A brief history


The Bridge is located near the ancient village of Logierait in Highland Perthshire and spans the famous salmon river, the Tay. 

 

The Bridge was opened in 1865 to carry trains on the Ballinluig to Aberfeldy line, which branched off the main Highland Line from Perth to Inverness. In 1964, and after almost 100 years of use, the branch line was closed – a victim of the infamous Beeching axe.

 

In 1967 the Bridge was acquired by Kinnaird Estate who allowed the Bridge to be used for public access. From then on it provided a vital link between communities on opposite sides of the river. The savings for local residents and businesses (at time of writing) are estimated at £110,000 per year in lengthy diversion costs. In 1991 Kinnaird Estate attempted to close the Bridge, fearing it was in a dangerous condition. Aware that the crossing might be lost, two residents were granted interim interdicts at Perth Sheriff Court preventing the Estate from blocking access. Kinnaird Estate did not contest the orders and, as a result, in 1994 the Community formed the Logierait Bridge Company to secure the Bridge’s future. Kinnaird Estate gave the Bridge and its approach roads to the company, and matched the £2,500.00 it had raised for essential repairs. The Bridge then became the only Community owned ex-railway bridge in Scotland. Kinnaird Estate is now a major supporter of the Bridge.

In 2000 work on renovating the Bridge commenced which incorporated repainting, new decking, and new safety rails. Because of the environmental impact on the River Tay, due to stripping lead paint from the Bridge, the entire structure was sheathed in a plastic cocoon while the contractors stripped the Bridge back to bare metal. After dry blasting and wet grit blasting, the wrought iron was then repainted – each of the thousands of rivet heads and exposed metal edges being done by hand. The cost of this renovation approximated to £400,000 and was funded by Historic Scotland, the Heritage Lottery Fund, Sustrans, Perth & Kinross Heritage Trust, the Ellis Campbell Foundation, the Manifold Trust, the Rural Challenge Fund and local people. The official re-opening of the Bridge took place on Wednesday August 1, 2001. The event generated both local and national interest and was attended by Grampian Television, The Perthshire Advertiser and the Dundee Courier. About 120 people attended the event including John Swinney MSP and Pete Wishart MP.

 

The Bridge is currently listed by Historic Scotland as being of “Historic and/or Architectural Importance” in Category A – the highest category for preserving architecturally important structures.

 

The Bridge is a popular crossing point and is used as a shortcut by the community, including the Emergency Services and the Local Authority. A local census, in 2015 showed that approximately 200 vehicles a day crossed the Bridge.

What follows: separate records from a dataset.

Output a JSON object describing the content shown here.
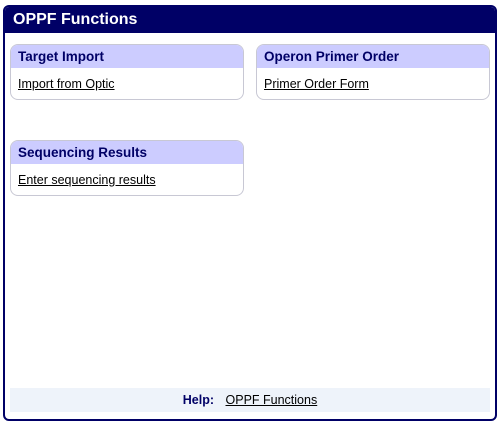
{
  "panel": {
    "title": "OPPF Functions"
  },
  "boxes": {
    "target_import": {
      "title": "Target Import",
      "link": "Import from Optic"
    },
    "operon_primer_order": {
      "title": "Operon Primer Order",
      "link": "Primer Order Form"
    },
    "sequencing_results": {
      "title": "Sequencing Results",
      "link": "Enter sequencing results"
    }
  },
  "help": {
    "label": "Help:",
    "link": "OPPF Functions"
  },
  "colors": {
    "header_bg": "#000066",
    "box_title_bg": "#ccccff",
    "help_bg": "#eef3fa"
  }
}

In addition the Bridge is used by cyclists and pedestrians. The Bridge is part of Route 7 of the National Cycle Network.

We have held some successful celebration days at the bridge to encourage those using the bridge to become subscribers and also welcome numerous car rallys to enjoy this unique bridge over the River Tay.